> [EXERCISE]
The word "columns" occurs in some of the lines below; copy each of those lines.

> [LISTED RECORDS]
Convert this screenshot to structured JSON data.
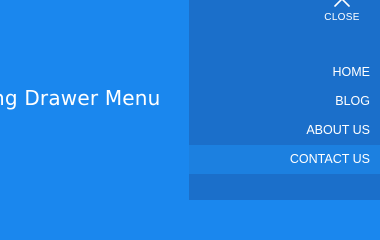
{
  "page": {
    "title": "ng Drawer Menu"
  },
  "drawer": {
    "close_icon": "close-x-icon",
    "close_label": "CLOSE",
    "menu_items": [
      {
        "label": "HOME",
        "active": false
      },
      {
        "label": "BLOG",
        "active": false
      },
      {
        "label": "ABOUT US",
        "active": false
      },
      {
        "label": "CONTACT US",
        "active": true
      }
    ]
  },
  "colors": {
    "page_background": "#1a87ee",
    "drawer_background": "#1b6fca",
    "active_item_background": "#1c80e0",
    "text": "#ffffff"
  }
}
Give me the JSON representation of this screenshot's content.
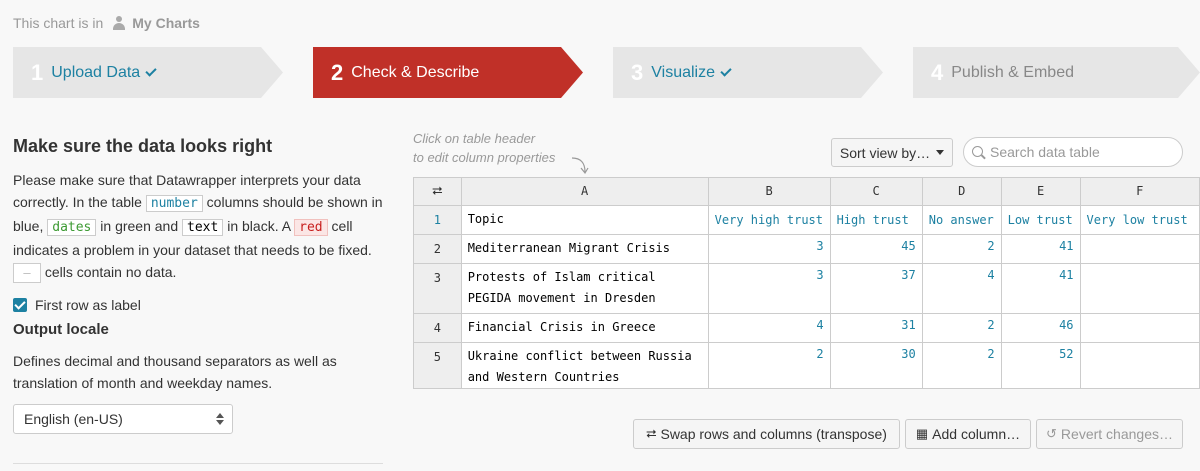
{
  "breadcrumb": {
    "prefix": "This chart is in",
    "folder": "My Charts"
  },
  "steps": [
    {
      "num": "1",
      "label": "Upload Data",
      "state": "done"
    },
    {
      "num": "2",
      "label": "Check & Describe",
      "state": "active"
    },
    {
      "num": "3",
      "label": "Visualize",
      "state": "done"
    },
    {
      "num": "4",
      "label": "Publish & Embed",
      "state": "todo"
    }
  ],
  "left": {
    "title": "Make sure the data looks right",
    "desc": {
      "p1": "Please make sure that Datawrapper interprets your data correctly. In the table",
      "number": "number",
      "p2": "columns should be shown in blue,",
      "dates": "dates",
      "p3": "in green and",
      "text": "text",
      "p4": "in black. A",
      "red": "red",
      "p5": "cell indicates a problem in your dataset that needs to be fixed.",
      "empty": "—",
      "p6": "cells contain no data."
    },
    "first_row_label": "First row as label",
    "output_locale_title": "Output locale",
    "output_locale_desc": "Defines decimal and thousand separators as well as translation of month and weekday names.",
    "locale_value": "English (en-US)"
  },
  "hint": {
    "line1": "Click on table header",
    "line2": "to edit column properties"
  },
  "sort_button": "Sort view by…",
  "search_placeholder": "Search data table",
  "table": {
    "columns": [
      "A",
      "B",
      "C",
      "D",
      "E",
      "F"
    ],
    "header_row": {
      "num": "1",
      "cells": [
        "Topic",
        "Very high trust",
        "High trust",
        "No answer",
        "Low trust",
        "Very low trust"
      ]
    },
    "rows": [
      {
        "num": "2",
        "cells": [
          "Mediterranean Migrant Crisis",
          "3",
          "45",
          "2",
          "41",
          ""
        ]
      },
      {
        "num": "3",
        "cells": [
          "Protests of Islam critical PEGIDA movement in Dresden",
          "3",
          "37",
          "4",
          "41",
          ""
        ]
      },
      {
        "num": "4",
        "cells": [
          "Financial Crisis in Greece",
          "4",
          "31",
          "2",
          "46",
          ""
        ]
      },
      {
        "num": "5",
        "cells": [
          "Ukraine conflict between Russia and Western Countries",
          "2",
          "30",
          "2",
          "52",
          ""
        ]
      }
    ]
  },
  "buttons": {
    "transpose": "Swap rows and columns (transpose)",
    "add_column": "Add column…",
    "revert": "Revert changes…"
  },
  "colors": {
    "accent": "#1d81a2",
    "active_step": "#c03028"
  }
}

> [SOLUTION FOR THIS EXERCISE]
      "p2": "columns should be shown in blue,",
    "columns": [
    "transpose": "Swap rows and columns (transpose)",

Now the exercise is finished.